Graphite mimics iron's magnetism

October 04, 2009

Researchers of Eindhoven University of Technology and the Radboud University Nijmegen in The Netherlands show for the first time why ordinary graphite is a permanent magnet at room temperature. The results are promising for new applications in nanotechnology, such as sensors and detectors. In particular graphite could be a promising candidate for a biosensor material. The results will appear online on 4 October in Nature Physics.

Graphite is a well-known lubricant and forms the basis for pencils. It is a layered compound with a weak interlayer interaction between the individual carbon (graphene) sheets. Hence, this makes graphite a good lubricant.


It is unexpected that graphite is ferromagnetic. The researchers Jiri Cervenka and Kees Flipse (Eindhoven University of Technology) and Mikhail Katsnelson (Radboud University Nijmegen) demonstrated direct evidence for ferromagnetic order and explain the underlying mechanism. In graphite well ordered areas of carbon atoms are separated by 2 nanometer wide boundaries of defects. The electrons in the defect regions (the red/yellow area in picture 1) behave differently compared to the ordered areas (blue in picture 1), showing similarities with the electron behaviour of ferromagnetic materials like iron and cobalt.

Debate settled

The researchers found that the grain boundary regions in the individual carbon sheets are magnetically coupled, forming 2-dimensional networks (picture 2). This interlayer coupling was found to explain the permanent magnetic behaviour of graphite. The researchers also show experimental evidence for excluding magnetic impurities to be the origin of ferromagnetism, ending ten years of debate.

Carbon in spintronics

Surprisingly, a material containing only carbon atoms can be a weak ferro magnet. This opens new routes for spintronics in carbon-based materials. Spins can travel over relative long distances without spin-flip scattering and they can be flipped by small magnetic fields. Both are important for applications in spintronics. Carbon is biocompatible and the explored magnetic behaviour is therefore particularly promising for the development of biosensors.
Publication Nature Physics

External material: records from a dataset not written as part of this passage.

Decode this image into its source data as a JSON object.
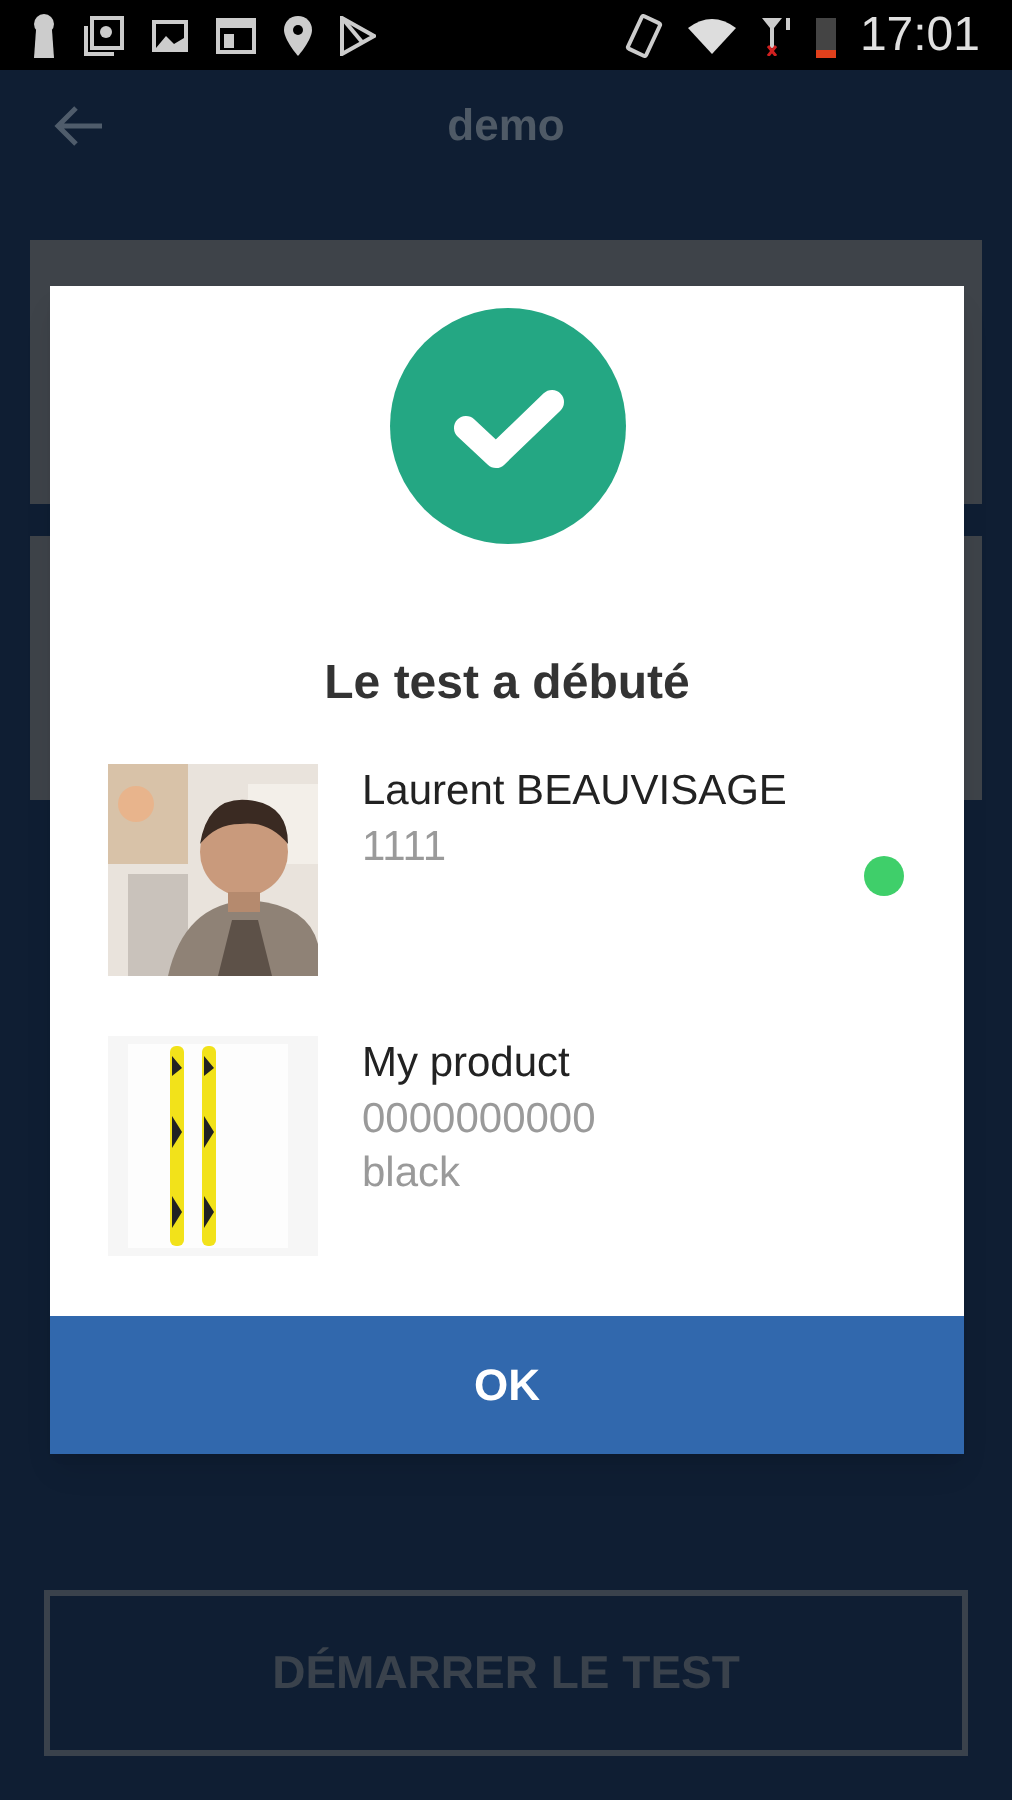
{
  "status_bar": {
    "time": "17:01"
  },
  "app_bar": {
    "title": "demo"
  },
  "dialog": {
    "title": "Le test a débuté",
    "items": [
      {
        "kind": "person",
        "name": "Laurent BEAUVISAGE",
        "lines": [
          "1111"
        ],
        "color": "#3fcf6a"
      },
      {
        "kind": "product",
        "name": "My product",
        "lines": [
          "0000000000",
          "black"
        ]
      }
    ],
    "ok_button": "OK"
  },
  "start_button": {
    "label": "DÉMARRER LE TEST",
    "disabled": true
  }
}
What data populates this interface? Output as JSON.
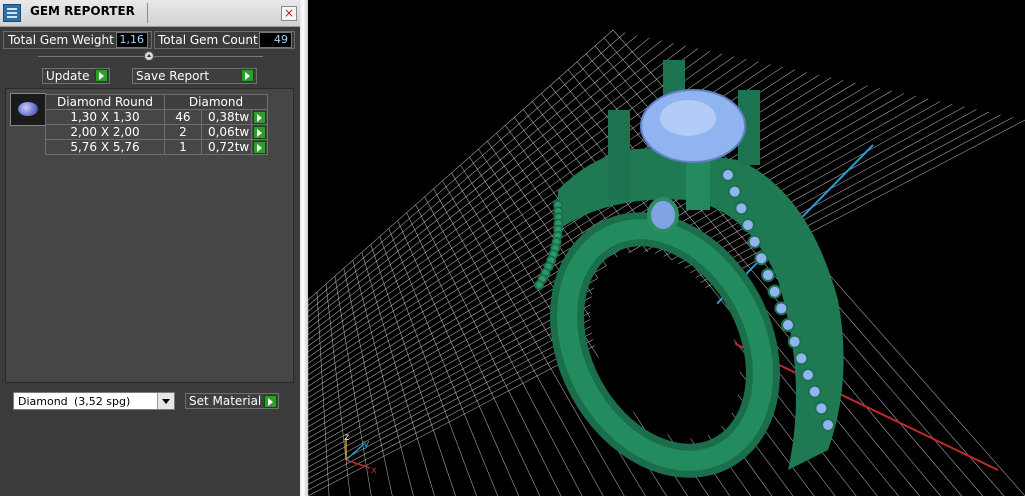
{
  "window": {
    "title": "GEM REPORTER",
    "close_glyph": "×"
  },
  "summary": {
    "total_weight_label": "Total Gem Weight",
    "total_weight_value": "1,16",
    "total_count_label": "Total Gem Count",
    "total_count_value": "49"
  },
  "actions": {
    "update_label": "Update",
    "save_report_label": "Save Report"
  },
  "table": {
    "headers": [
      "Diamond Round",
      "Diamond"
    ],
    "rows": [
      {
        "size": "1,30 X 1,30",
        "count": "46",
        "weight": "0,38tw"
      },
      {
        "size": "2,00 X 2,00",
        "count": "2",
        "weight": "0,06tw"
      },
      {
        "size": "5,76 X 5,76",
        "count": "1",
        "weight": "0,72tw"
      }
    ]
  },
  "material": {
    "selected_name": "Diamond",
    "selected_value": "(3,52 spg)",
    "set_label": "Set Material"
  },
  "viewport": {
    "axis_labels": {
      "z": "z",
      "y": "y",
      "x": "x"
    },
    "colors": {
      "metal": "#1f7a54",
      "gem": "#8fb4f0",
      "grid": "#d8d8d8",
      "x_axis": "#c0282d",
      "y_axis": "#2d9ad0"
    }
  },
  "icons": {
    "app": "gem-reporter-icon",
    "close": "close-icon",
    "thumb": "gem-thumbnail-icon",
    "run": "play-arrow-icon",
    "dropdown": "chevron-down-icon"
  }
}
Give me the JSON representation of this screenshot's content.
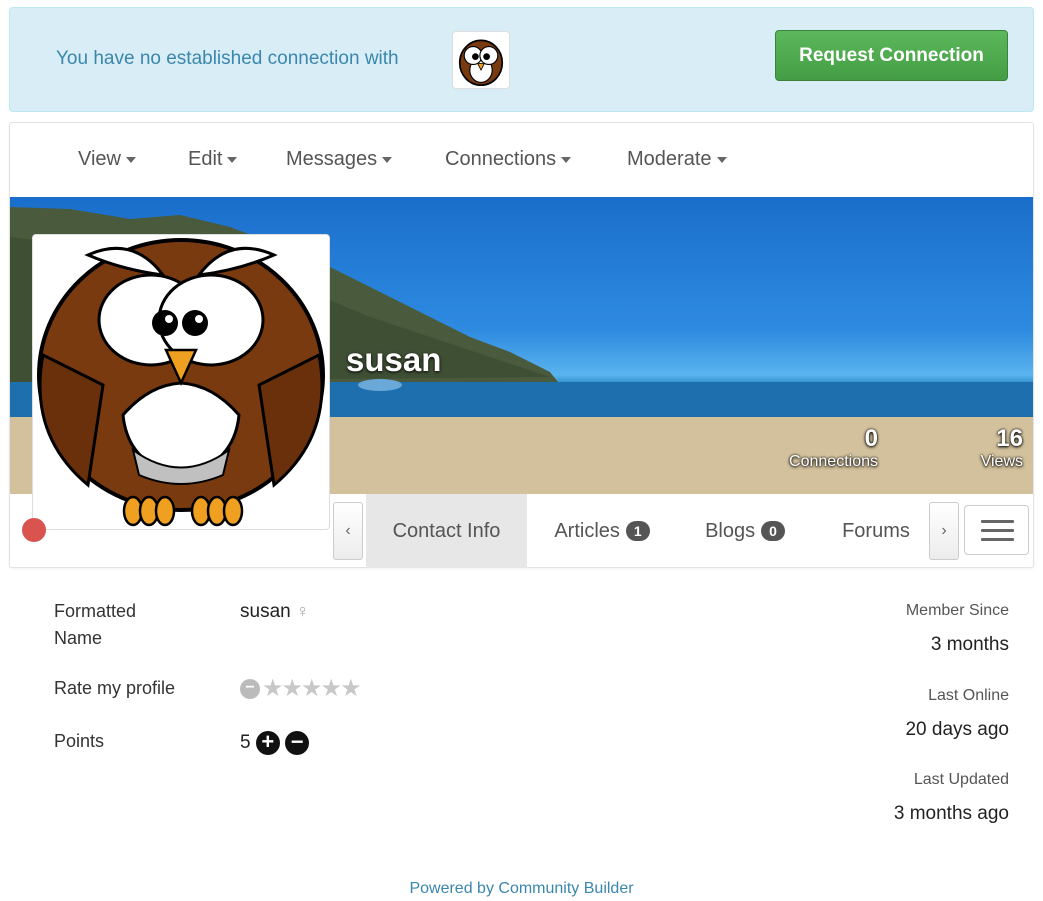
{
  "alert": {
    "text": "You have no established connection with",
    "button_label": "Request Connection"
  },
  "menu": {
    "items": [
      {
        "label": "View"
      },
      {
        "label": "Edit"
      },
      {
        "label": "Messages"
      },
      {
        "label": "Connections"
      },
      {
        "label": "Moderate"
      }
    ]
  },
  "profile": {
    "name": "susan",
    "status_color": "#d9534f",
    "stats": {
      "connections": {
        "value": "0",
        "label": "Connections"
      },
      "views": {
        "value": "16",
        "label": "Views"
      }
    }
  },
  "tabs": {
    "prev_icon": "chevron-left-icon",
    "next_icon": "chevron-right-icon",
    "items": [
      {
        "label": "Contact Info",
        "active": true
      },
      {
        "label": "Articles",
        "badge": "1"
      },
      {
        "label": "Blogs",
        "badge": "0"
      },
      {
        "label": "Forums"
      }
    ]
  },
  "fields": {
    "formatted_name_label": "Formatted Name",
    "formatted_name_value": "susan",
    "gender_icon": "female-icon",
    "rating_label": "Rate my profile",
    "rating_value": 0,
    "rating_max": 5,
    "points_label": "Points",
    "points_value": "5",
    "member_since_label": "Member Since",
    "member_since_value": "3 months",
    "last_online_label": "Last Online",
    "last_online_value": "20 days ago",
    "last_updated_label": "Last Updated",
    "last_updated_value": "3 months ago"
  },
  "footer": {
    "text": "Powered by Community Builder"
  },
  "colors": {
    "alert_bg": "#d9edf7",
    "alert_text": "#3a87ad",
    "button": "#5cb85c",
    "badge": "#555555"
  }
}
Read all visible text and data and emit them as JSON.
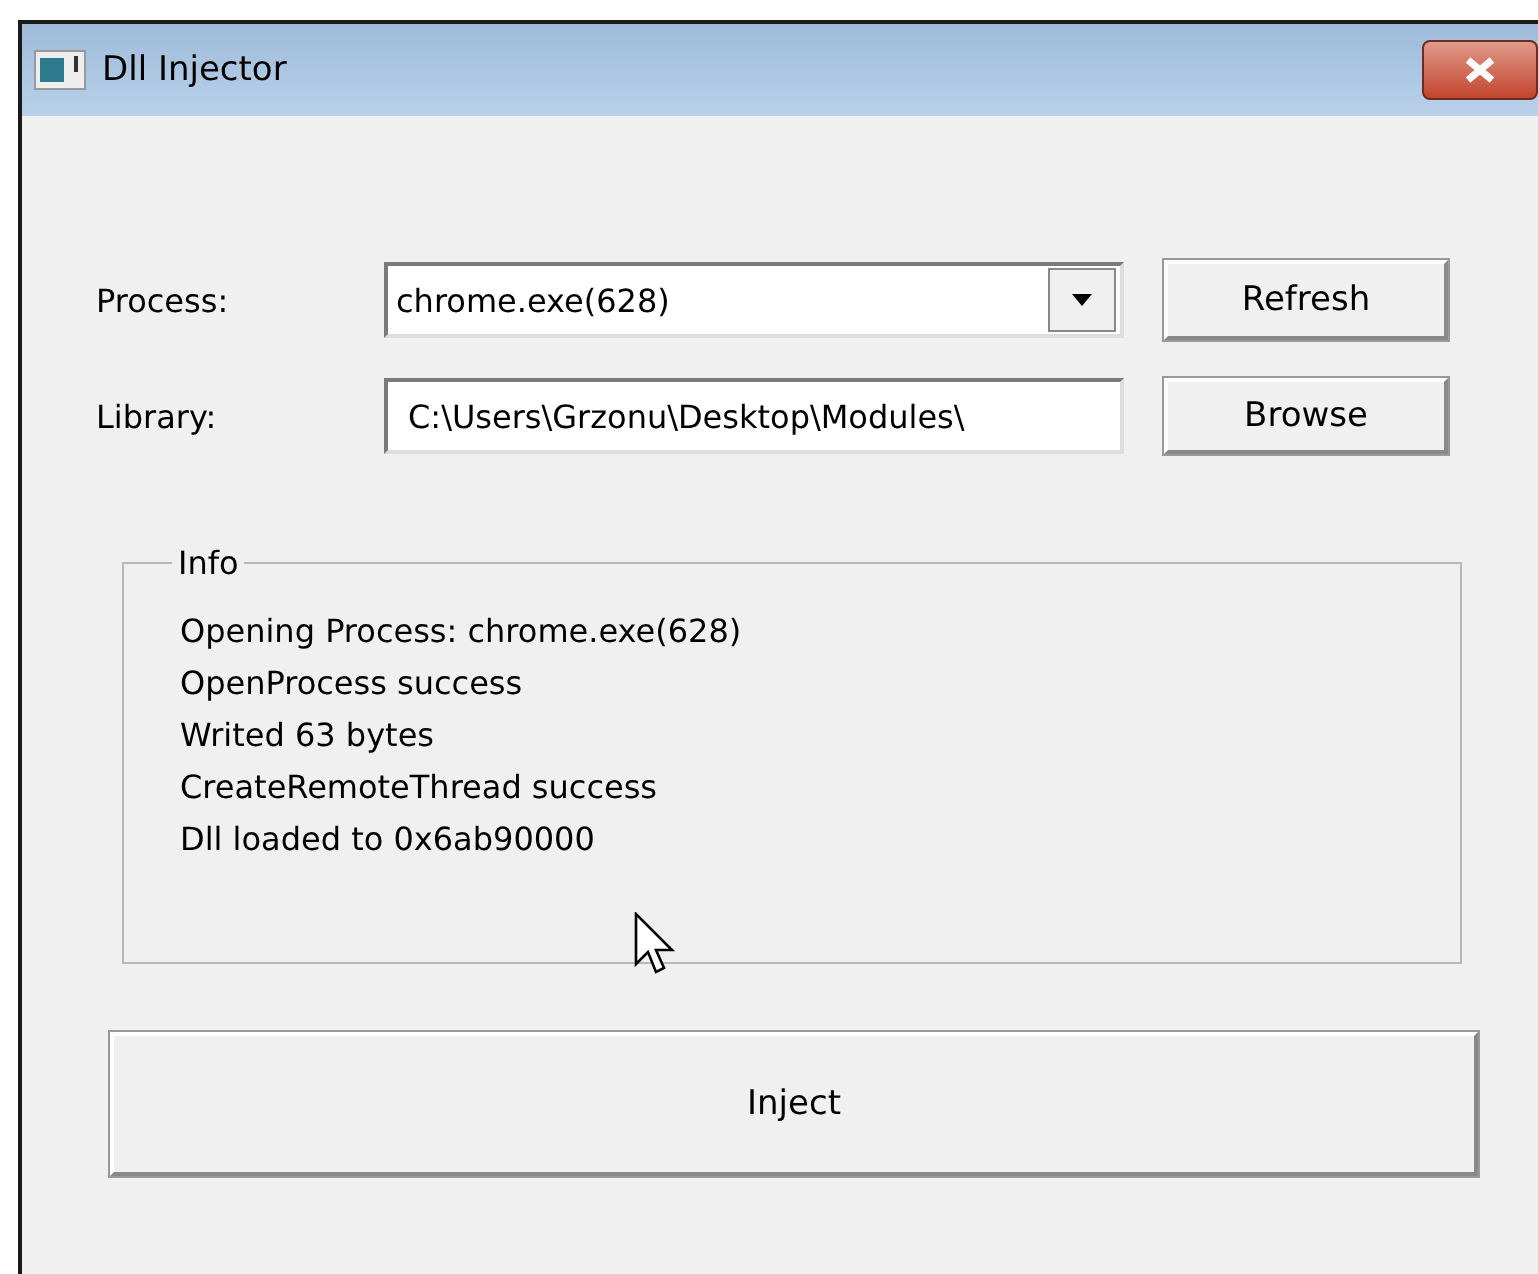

The paper in Nature Physics " Room-temperature ferromagnetism in graphite driven by 2D networks of point defects" by Jiri Cervenka, Mikhail Katsnelson and Kees Flipse will appear online Sunday 4 October, 7:00 pm CET. The paper can be found under DOI 10.1038/NPHYS1399.

The research was funded by Nanoned and FOM.

Eindhoven University of Technology

Related Spintronics Articles from Brightsurf:

A four-state magnetic tunnel junction for novel spintronics applications
Researchers have introduced a new type of MTJ with four resistance states, and successfully demonstrated switching between the states with spin currents.

Ultrafast electrons in magnetic oxides: A new direction for spintronics?
Special metal oxides could one day replace semiconductor materials that are commonly used today in processors.

Efficient valves for electron spins
Researchers at the University of Basel in collaboration with colleagues from Pisa have developed a new concept that uses the electron spin to switch an electrical current.

Magnetic memory states go exponential
Researchers showed that relatively simple structures can support exponential number of magnetic states - much greater than previously thought - and demonstrated switching between the states by generating spin currents.

New breakthrough in 'spintronics' could boost high speed data technology
Scientists have made a pivotal breakthrough in the important, emerging field of spintronics -- which could lead to a new high speed energy efficient data technology.

A path to new nanofluidic devices applying spintronics technology
Japanese scientists have elucidated the mechanism of the hydrodynamic power generation using spin currents in micrometer-scale channels, finding that power generation efficiency improves drastically as the size of the flow is made smaller.

Extensive review of spin-gapless semiconductors: Next-generation spintronics candidates
An Australian has published an extensive review of spin-gapless semiconductors (SGSs), a new class of 'zero bandgap' materials which have fully spin polarised electrons and holes, and first proposed in 2008 by the review team's lead, Professor Xiaolin Wang (University of Wollongong).

Graphene and 2D materials could move electronics beyond 'Moore's Law'
A team of researchers based in Manchester, the Netherlands, Singapore, Spain, Switzerland and the USA has published a new review on a field of computer device development known as spintronics, which could see graphene used as building block for next-generation electronics.

Toward a more energy-efficient spintronics
In order to generate and detect spin currents, spintronics traditionally uses ferromagnetic materials whose magnetization switching consume high amounts of energy.

Computing with molecules: A big step in molecular spintronics
Chemists and physicists at Kiel University joined forces with colleagues from France, and Switzerland to design, deposit and operate single molecular spin switches on surfaces.

Read More: Spintronics News and Spintronics Current Events is a participant in the Amazon Services LLC Associates Program, an affiliate advertising program designed to provide a means for sites to earn advertising fees by advertising and linking to